PROBLEM TO WORK ON
Find the string "Frontend" in the entries and copy each line that has it.

(INPUT FOR THIS TASK Opens)

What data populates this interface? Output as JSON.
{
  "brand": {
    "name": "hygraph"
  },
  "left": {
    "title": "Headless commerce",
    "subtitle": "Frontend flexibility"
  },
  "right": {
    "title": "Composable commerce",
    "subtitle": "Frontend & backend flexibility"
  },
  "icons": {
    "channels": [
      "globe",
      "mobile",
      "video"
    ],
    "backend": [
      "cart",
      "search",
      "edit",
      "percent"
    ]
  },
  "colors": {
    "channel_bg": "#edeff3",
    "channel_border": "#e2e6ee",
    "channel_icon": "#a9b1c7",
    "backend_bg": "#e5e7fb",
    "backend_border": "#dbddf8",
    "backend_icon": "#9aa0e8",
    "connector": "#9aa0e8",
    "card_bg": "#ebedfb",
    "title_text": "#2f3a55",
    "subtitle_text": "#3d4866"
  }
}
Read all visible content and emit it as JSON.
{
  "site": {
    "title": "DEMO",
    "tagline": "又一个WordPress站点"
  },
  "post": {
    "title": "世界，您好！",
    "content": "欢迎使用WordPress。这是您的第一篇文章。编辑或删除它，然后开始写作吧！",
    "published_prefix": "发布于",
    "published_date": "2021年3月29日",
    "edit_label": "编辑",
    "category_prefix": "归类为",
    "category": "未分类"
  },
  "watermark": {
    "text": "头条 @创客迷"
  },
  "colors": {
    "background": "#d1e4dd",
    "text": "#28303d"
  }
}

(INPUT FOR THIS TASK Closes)

ANSWER TO THIS PROBLEM
    "subtitle": "Frontend flexibility"
    "subtitle": "Frontend & backend flexibility"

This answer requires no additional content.